[Dataset rows for apps and sites]
== Segment start ==

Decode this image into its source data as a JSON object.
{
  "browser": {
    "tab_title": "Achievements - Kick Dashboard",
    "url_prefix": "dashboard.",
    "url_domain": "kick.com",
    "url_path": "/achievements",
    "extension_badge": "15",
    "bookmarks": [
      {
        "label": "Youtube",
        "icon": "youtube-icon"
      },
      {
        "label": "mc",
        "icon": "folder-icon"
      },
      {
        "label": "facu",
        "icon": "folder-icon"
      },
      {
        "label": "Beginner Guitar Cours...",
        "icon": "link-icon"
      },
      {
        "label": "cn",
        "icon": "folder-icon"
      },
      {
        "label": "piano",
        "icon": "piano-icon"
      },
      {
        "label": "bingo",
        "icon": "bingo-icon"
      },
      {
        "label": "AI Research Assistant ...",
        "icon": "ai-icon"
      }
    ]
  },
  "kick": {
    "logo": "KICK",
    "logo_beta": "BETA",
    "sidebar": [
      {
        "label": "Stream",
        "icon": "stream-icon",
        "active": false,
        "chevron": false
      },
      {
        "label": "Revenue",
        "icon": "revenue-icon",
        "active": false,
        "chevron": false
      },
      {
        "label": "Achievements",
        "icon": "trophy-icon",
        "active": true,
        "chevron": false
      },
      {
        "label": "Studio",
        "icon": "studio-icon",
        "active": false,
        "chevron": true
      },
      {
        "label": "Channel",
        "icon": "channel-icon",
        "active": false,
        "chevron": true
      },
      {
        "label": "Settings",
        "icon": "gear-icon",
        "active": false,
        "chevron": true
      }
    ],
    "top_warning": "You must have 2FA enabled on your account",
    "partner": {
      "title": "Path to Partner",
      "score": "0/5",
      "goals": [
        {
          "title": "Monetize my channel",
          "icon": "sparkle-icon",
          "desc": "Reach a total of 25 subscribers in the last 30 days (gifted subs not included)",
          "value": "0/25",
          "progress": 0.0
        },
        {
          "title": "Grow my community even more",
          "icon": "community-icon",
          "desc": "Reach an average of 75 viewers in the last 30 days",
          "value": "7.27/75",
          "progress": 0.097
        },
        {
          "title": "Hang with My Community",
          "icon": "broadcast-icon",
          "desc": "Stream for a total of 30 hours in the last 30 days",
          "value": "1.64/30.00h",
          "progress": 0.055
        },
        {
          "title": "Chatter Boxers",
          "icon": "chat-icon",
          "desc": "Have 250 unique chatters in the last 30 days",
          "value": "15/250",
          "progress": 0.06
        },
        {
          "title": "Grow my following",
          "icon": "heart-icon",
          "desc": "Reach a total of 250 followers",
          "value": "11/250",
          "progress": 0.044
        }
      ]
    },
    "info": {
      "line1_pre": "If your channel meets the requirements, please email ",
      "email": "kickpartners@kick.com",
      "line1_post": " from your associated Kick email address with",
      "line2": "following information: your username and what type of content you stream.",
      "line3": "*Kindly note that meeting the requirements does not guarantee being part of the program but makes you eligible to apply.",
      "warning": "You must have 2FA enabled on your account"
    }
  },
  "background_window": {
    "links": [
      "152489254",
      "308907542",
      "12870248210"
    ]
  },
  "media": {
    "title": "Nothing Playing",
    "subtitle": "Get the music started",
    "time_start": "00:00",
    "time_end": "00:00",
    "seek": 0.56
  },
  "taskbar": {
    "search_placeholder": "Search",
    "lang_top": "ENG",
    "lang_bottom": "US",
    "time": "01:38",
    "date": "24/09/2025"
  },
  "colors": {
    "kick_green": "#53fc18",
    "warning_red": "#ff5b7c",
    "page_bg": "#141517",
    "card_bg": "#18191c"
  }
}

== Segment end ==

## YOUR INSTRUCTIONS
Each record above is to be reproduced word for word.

## OUTPUT OF THE EXERCISE
Decode this image into its source data as a JSON object.
{
  "browser": {
    "tab_title": "Achievements - Kick Dashboard",
    "url_prefix": "dashboard.",
    "url_domain": "kick.com",
    "url_path": "/achievements",
    "extension_badge": "15",
    "bookmarks": [
      {
        "label": "Youtube",
        "icon": "youtube-icon"
      },
      {
        "label": "mc",
        "icon": "folder-icon"
      },
      {
        "label": "facu",
        "icon": "folder-icon"
      },
      {
        "label": "Beginner Guitar Cours...",
        "icon": "link-icon"
      },
      {
        "label": "cn",
        "icon": "folder-icon"
      },
      {
        "label": "piano",
        "icon": "piano-icon"
      },
      {
        "label": "bingo",
        "icon": "bingo-icon"
      },
      {
        "label": "AI Research Assistant ...",
        "icon": "ai-icon"
      }
    ]
  },
  "kick": {
    "logo": "KICK",
    "logo_beta": "BETA",
    "sidebar": [
      {
        "label": "Stream",
        "icon": "stream-icon",
        "active": false,
        "chevron": false
      },
      {
        "label": "Revenue",
        "icon": "revenue-icon",
        "active": false,
        "chevron": false
      },
      {
        "label": "Achievements",
        "icon": "trophy-icon",
        "active": true,
        "chevron": false
      },
      {
        "label": "Studio",
        "icon": "studio-icon",
        "active": false,
        "chevron": true
      },
      {
        "label": "Channel",
        "icon": "channel-icon",
        "active": false,
        "chevron": true
      },
      {
        "label": "Settings",
        "icon": "gear-icon",
        "active": false,
        "chevron": true
      }
    ],
    "top_warning": "You must have 2FA enabled on your account",
    "partner": {
      "title": "Path to Partner",
      "score": "0/5",
      "goals": [
        {
          "title": "Monetize my channel",
          "icon": "sparkle-icon",
          "desc": "Reach a total of 25 subscribers in the last 30 days (gifted subs not included)",
          "value": "0/25",
          "progress": 0.0
        },
        {
          "title": "Grow my community even more",
          "icon": "community-icon",
          "desc": "Reach an average of 75 viewers in the last 30 days",
          "value": "7.27/75",
          "progress": 0.097
        },
        {
          "title": "Hang with My Community",
          "icon": "broadcast-icon",
          "desc": "Stream for a total of 30 hours in the last 30 days",
          "value": "1.64/30.00h",
          "progress": 0.055
        },
        {
          "title": "Chatter Boxers",
          "icon": "chat-icon",
          "desc": "Have 250 unique chatters in the last 30 days",
          "value": "15/250",
          "progress": 0.06
        },
        {
          "title": "Grow my following",
          "icon": "heart-icon",
          "desc": "Reach a total of 250 followers",
          "value": "11/250",
          "progress": 0.044
        }
      ]
    },
    "info": {
      "line1_pre": "If your channel meets the requirements, please email ",
      "email": "kickpartners@kick.com",
      "line1_post": " from your associated Kick email address with",
      "line2": "following information: your username and what type of content you stream.",
      "line3": "*Kindly note that meeting the requirements does not guarantee being part of the program but makes you eligible to apply.",
      "warning": "You must have 2FA enabled on your account"
    }
  },
  "background_window": {
    "links": [
      "152489254",
      "308907542",
      "12870248210"
    ]
  },
  "media": {
    "title": "Nothing Playing",
    "subtitle": "Get the music started",
    "time_start": "00:00",
    "time_end": "00:00",
    "seek": 0.56
  },
  "taskbar": {
    "search_placeholder": "Search",
    "lang_top": "ENG",
    "lang_bottom": "US",
    "time": "01:38",
    "date": "24/09/2025"
  },
  "colors": {
    "kick_green": "#53fc18",
    "warning_red": "#ff5b7c",
    "page_bg": "#141517",
    "card_bg": "#18191c"
  }
}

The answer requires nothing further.